  1. At what point should the costs and benefits of particular standards be appraised and what should be the appraisal inputs and outputs?
  2. When is a cost-effectiveness analysis sufficient?
  3. What techniques should be used in cost-effectiveness and cost-benefit analyses?
  4. At what point should the public and direct stakeholders be involved in the derivation and use of standards?
  5. What are the advantages and disadvantages of public and stakeholder involvement?
  6. What are the best involvement techniques and strategies?
  7. What is the appropriate use of ‘expert judgement’ when deriving or using standards?
  8. What are the differences in the socioeconomic analysis of environmental versus human health standards, and can these differences be justified?
  9. What are the differences in the socioeconomic analysis of aquatic versus terrestrial standards, and can these differences be justified?

Workshop participants were assigned to one of four breakout groups:

  • Scientific and risk assessment approaches for derivation of environmental and human health standards for the aquatic environment (water and sediment).
  • Scientific and risk assessment approaches for derivation of environmental and human health standards for the terrestrial environment (soil and groundwater).
  • Technological appraisal and implementation of environmental and human health standards for aquatic and terrestrial environments.
  • Socioeconomic analysis of environmental and human health standards for aquatic and terrestrial environments.

The results of the workshop are contained in this monograph.
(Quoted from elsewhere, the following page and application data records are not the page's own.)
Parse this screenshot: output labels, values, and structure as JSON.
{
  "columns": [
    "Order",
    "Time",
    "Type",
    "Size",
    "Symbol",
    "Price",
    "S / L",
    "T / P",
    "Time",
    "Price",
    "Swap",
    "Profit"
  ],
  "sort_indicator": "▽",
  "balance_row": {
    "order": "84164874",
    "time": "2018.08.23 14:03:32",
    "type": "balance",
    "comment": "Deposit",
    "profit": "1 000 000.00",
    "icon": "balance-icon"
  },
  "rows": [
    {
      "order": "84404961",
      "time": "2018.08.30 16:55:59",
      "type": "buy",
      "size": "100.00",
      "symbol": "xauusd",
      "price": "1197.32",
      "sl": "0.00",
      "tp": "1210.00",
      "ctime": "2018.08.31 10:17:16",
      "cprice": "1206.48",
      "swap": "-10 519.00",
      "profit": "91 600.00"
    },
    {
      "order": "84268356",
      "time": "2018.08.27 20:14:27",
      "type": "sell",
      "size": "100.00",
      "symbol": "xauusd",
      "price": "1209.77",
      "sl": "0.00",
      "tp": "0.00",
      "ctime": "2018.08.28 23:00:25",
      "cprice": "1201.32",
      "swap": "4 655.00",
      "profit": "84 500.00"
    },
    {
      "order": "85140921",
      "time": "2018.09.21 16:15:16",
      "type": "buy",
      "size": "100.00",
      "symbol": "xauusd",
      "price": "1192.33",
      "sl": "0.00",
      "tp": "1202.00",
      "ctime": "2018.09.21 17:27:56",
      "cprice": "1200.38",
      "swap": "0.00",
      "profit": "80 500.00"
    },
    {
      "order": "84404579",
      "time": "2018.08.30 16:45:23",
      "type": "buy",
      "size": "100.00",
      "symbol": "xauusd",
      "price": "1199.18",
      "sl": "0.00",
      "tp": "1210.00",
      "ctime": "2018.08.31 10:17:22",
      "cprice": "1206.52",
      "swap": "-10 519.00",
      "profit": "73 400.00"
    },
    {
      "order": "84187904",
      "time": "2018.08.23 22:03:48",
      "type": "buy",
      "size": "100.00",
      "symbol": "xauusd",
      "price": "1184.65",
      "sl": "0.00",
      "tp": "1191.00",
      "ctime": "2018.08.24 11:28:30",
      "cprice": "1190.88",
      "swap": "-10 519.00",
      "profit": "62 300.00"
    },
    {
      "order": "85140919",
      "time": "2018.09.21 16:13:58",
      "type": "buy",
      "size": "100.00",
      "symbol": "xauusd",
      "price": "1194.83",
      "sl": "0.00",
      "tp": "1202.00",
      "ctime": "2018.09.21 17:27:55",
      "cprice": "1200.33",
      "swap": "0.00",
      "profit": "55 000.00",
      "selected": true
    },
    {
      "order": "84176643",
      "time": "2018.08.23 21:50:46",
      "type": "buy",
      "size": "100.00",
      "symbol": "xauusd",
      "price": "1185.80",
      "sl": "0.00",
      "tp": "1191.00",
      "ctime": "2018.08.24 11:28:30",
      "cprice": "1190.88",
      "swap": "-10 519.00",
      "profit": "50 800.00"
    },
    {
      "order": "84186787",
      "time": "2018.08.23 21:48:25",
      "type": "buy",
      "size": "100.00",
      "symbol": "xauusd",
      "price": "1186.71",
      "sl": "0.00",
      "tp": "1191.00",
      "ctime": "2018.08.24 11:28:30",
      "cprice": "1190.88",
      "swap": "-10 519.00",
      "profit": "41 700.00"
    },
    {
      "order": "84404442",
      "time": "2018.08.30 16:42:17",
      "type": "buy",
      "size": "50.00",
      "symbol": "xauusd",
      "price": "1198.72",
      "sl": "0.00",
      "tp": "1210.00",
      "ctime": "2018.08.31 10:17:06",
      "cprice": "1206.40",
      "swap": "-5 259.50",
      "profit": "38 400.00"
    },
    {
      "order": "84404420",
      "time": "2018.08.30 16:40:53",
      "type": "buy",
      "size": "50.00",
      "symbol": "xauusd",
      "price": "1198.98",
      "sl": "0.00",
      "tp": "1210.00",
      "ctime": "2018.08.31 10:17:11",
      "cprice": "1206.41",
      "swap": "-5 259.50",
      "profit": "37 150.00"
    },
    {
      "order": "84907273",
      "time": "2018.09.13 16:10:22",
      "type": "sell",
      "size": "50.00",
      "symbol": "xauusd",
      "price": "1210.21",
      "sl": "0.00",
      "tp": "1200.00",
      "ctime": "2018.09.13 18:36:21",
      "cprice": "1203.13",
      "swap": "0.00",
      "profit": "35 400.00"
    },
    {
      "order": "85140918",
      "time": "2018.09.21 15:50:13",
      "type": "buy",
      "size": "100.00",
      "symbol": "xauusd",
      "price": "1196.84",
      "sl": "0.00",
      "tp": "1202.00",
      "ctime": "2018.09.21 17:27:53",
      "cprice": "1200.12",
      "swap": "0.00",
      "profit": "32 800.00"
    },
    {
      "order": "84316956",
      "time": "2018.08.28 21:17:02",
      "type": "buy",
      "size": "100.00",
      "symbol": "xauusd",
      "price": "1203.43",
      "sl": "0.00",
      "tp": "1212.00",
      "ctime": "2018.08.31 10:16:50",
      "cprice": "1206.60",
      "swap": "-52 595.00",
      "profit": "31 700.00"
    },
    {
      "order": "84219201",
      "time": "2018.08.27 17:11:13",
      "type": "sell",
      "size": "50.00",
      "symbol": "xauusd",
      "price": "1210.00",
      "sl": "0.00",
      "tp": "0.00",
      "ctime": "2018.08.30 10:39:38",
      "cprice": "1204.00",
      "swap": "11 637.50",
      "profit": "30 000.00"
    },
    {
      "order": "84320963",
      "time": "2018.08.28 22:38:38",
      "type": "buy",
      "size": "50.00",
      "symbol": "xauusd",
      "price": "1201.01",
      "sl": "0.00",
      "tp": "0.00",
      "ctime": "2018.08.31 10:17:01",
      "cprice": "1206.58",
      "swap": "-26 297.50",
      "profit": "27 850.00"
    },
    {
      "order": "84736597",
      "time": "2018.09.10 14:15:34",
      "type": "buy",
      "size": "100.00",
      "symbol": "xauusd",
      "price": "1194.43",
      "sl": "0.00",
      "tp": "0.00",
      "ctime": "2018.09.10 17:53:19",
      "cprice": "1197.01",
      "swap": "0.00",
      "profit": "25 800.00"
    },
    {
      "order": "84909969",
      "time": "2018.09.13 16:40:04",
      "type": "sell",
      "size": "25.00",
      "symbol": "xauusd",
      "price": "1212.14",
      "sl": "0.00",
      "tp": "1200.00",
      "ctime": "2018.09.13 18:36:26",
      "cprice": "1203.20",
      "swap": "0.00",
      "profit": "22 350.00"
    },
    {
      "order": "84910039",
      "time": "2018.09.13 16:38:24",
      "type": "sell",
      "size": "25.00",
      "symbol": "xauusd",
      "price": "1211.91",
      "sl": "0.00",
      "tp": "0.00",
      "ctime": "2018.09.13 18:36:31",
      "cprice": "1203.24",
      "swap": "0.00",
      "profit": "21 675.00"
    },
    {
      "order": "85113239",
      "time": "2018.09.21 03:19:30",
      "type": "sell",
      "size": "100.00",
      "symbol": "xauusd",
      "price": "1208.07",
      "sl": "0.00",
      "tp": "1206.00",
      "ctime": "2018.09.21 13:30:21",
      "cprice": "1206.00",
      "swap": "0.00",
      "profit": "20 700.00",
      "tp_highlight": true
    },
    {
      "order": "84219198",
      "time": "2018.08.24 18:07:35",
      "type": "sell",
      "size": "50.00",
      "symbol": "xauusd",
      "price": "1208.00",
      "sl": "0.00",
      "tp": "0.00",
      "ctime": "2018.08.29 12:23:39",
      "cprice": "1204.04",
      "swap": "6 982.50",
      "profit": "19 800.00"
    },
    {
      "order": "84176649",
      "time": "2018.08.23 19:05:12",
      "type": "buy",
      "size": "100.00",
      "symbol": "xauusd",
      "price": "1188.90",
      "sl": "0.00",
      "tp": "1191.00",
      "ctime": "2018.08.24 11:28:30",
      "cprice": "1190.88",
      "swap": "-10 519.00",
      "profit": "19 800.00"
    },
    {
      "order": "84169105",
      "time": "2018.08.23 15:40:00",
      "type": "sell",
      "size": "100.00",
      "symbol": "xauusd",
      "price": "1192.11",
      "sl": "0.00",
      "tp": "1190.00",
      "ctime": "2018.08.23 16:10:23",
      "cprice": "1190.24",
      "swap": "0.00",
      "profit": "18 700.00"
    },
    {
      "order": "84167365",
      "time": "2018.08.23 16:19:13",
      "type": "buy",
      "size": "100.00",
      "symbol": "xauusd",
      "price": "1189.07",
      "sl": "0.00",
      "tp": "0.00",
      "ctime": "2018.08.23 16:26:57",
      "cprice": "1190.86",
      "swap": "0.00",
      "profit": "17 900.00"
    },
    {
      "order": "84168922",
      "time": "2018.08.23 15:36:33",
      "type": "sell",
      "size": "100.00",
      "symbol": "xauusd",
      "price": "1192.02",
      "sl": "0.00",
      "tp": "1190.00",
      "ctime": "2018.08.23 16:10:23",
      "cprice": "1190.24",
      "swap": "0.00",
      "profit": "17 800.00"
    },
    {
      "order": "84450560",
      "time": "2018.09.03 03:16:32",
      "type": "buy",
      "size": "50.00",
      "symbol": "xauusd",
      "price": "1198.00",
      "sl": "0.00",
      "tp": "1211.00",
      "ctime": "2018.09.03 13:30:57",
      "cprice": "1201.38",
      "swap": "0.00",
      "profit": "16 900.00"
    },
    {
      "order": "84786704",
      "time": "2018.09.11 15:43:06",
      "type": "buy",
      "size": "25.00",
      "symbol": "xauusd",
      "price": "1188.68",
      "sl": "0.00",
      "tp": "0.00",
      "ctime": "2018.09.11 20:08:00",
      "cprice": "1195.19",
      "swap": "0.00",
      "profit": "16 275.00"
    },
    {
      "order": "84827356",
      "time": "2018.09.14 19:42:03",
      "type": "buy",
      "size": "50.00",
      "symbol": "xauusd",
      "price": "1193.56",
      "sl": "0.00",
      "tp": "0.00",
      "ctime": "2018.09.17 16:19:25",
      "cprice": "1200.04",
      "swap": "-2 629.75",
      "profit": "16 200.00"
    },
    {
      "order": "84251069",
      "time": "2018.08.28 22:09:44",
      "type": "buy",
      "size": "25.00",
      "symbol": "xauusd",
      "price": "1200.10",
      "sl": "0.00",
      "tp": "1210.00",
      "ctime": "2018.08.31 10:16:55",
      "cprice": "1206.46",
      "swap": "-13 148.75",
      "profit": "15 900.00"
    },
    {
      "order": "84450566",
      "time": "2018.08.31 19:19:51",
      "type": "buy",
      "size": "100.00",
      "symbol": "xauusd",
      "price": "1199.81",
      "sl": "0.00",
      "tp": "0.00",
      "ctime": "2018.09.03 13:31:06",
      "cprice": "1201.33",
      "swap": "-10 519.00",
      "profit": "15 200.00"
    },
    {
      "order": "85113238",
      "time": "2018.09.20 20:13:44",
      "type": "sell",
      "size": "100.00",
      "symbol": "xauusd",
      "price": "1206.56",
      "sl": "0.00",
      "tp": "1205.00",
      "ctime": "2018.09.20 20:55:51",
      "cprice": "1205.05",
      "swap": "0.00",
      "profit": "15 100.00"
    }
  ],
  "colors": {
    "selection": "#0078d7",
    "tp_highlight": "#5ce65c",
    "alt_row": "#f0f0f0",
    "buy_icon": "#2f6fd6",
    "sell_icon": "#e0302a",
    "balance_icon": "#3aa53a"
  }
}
Chapter 2 outlines the social and economic frameworks within which Standards are derived and used, and provides a wider context for considering when, where and how standards should be implemented. Chapter 3 continues this theme and explores general issues associated with implementing any standard. Chapters 4 and 5 consider the detail of deriving and implementing aquatic and terrestrial standards. Finally, in Chapter 6, we draw together the overall conclusions of the workshop and provide recommendations on the development and use of standards. We also identify future research that would help to underpin the science of environmental and human health standards.